What the task asks: The answer must consist of each line below that holds the word "JSON", copied as it stands.

Data for analysis:

※ ※ ※

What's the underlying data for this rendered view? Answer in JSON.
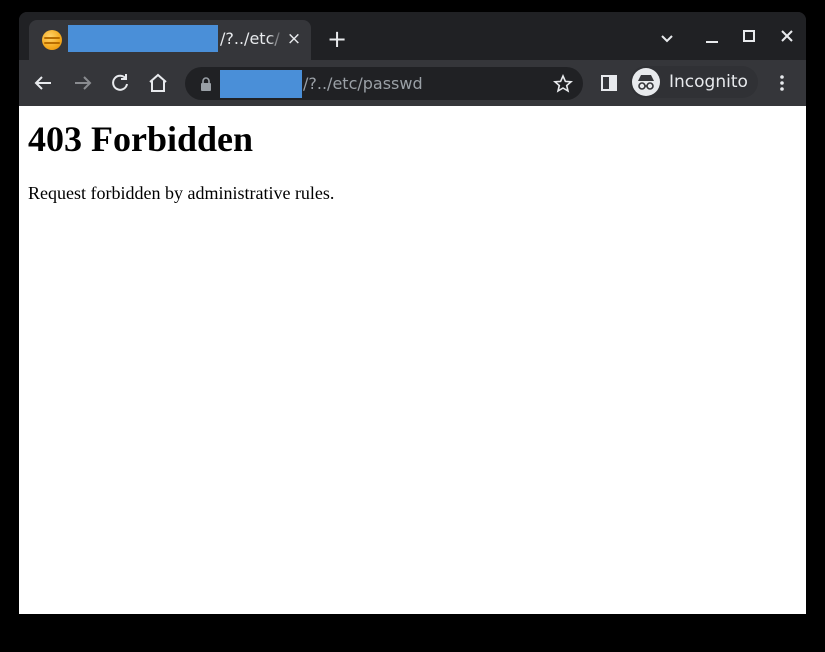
{
  "browser": {
    "tab": {
      "title": "/?../etc/",
      "close_symbol": "×",
      "favicon_icon": "site-favicon-icon"
    },
    "new_tab_symbol": "+",
    "address_bar": {
      "url_visible": "/?../etc/passwd"
    },
    "profile": {
      "label": "Incognito"
    },
    "colors": {
      "frame": "#202124",
      "toolbar": "#35363a",
      "redaction": "#4a8fd8"
    }
  },
  "page": {
    "heading": "403 Forbidden",
    "message": "Request forbidden by administrative rules."
  }
}
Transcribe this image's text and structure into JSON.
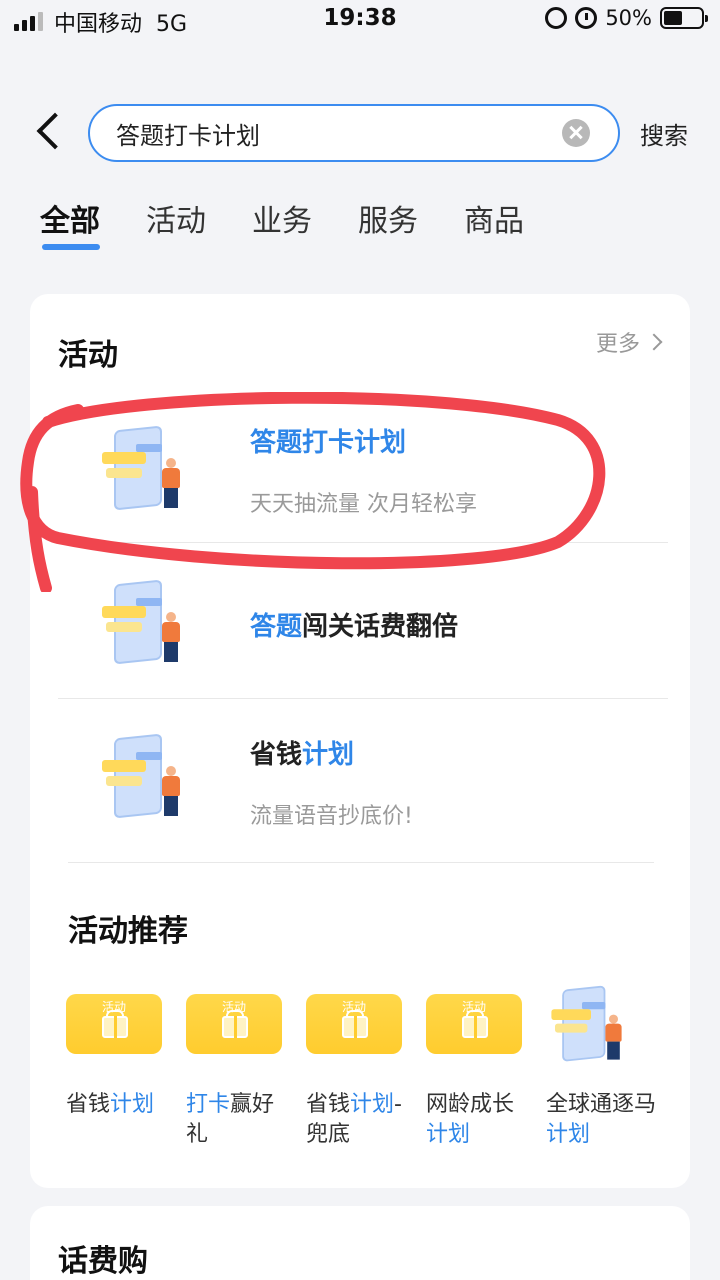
{
  "status_bar": {
    "carrier": "中国移动",
    "network": "5G",
    "time": "19:38",
    "battery": "50%",
    "battery_level": 0.5
  },
  "search": {
    "query": "答题打卡计划",
    "submit_label": "搜索"
  },
  "tabs": [
    {
      "label": "全部",
      "active": true
    },
    {
      "label": "活动",
      "active": false
    },
    {
      "label": "业务",
      "active": false
    },
    {
      "label": "服务",
      "active": false
    },
    {
      "label": "商品",
      "active": false
    }
  ],
  "activity_section": {
    "title": "活动",
    "more_label": "更多",
    "items": [
      {
        "title_hl": "答题打卡计划",
        "title_rest": "",
        "desc": "天天抽流量 次月轻松享"
      },
      {
        "title_hl": "答题",
        "title_rest": "闯关话费翻倍",
        "desc": ""
      },
      {
        "title_plain": "省钱",
        "title_hl": "计划",
        "desc": "流量语音抄底价!"
      }
    ]
  },
  "recommend": {
    "title": "活动推荐",
    "tile_tag": "活动",
    "items": [
      {
        "plain1": "省钱",
        "hl": "计划",
        "plain2": ""
      },
      {
        "plain1": "",
        "hl": "打卡",
        "plain2": "赢好礼"
      },
      {
        "plain1": "省钱",
        "hl": "计划",
        "plain2": "-兜底"
      },
      {
        "plain1": "网龄成长",
        "hl": "计划",
        "plain2": ""
      },
      {
        "plain1": "全球通逐马",
        "hl": "计划",
        "plain2": ""
      }
    ]
  },
  "next_section": {
    "title": "话费购"
  },
  "colors": {
    "accent": "#3c8cf0",
    "highlight_text": "#2f86e8",
    "annotation_red": "#f0454e"
  }
}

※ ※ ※

Result of the task:
What's the underlying data for this rendered view? Answer in JSON.
Transcribe this image's text and structure into JSON.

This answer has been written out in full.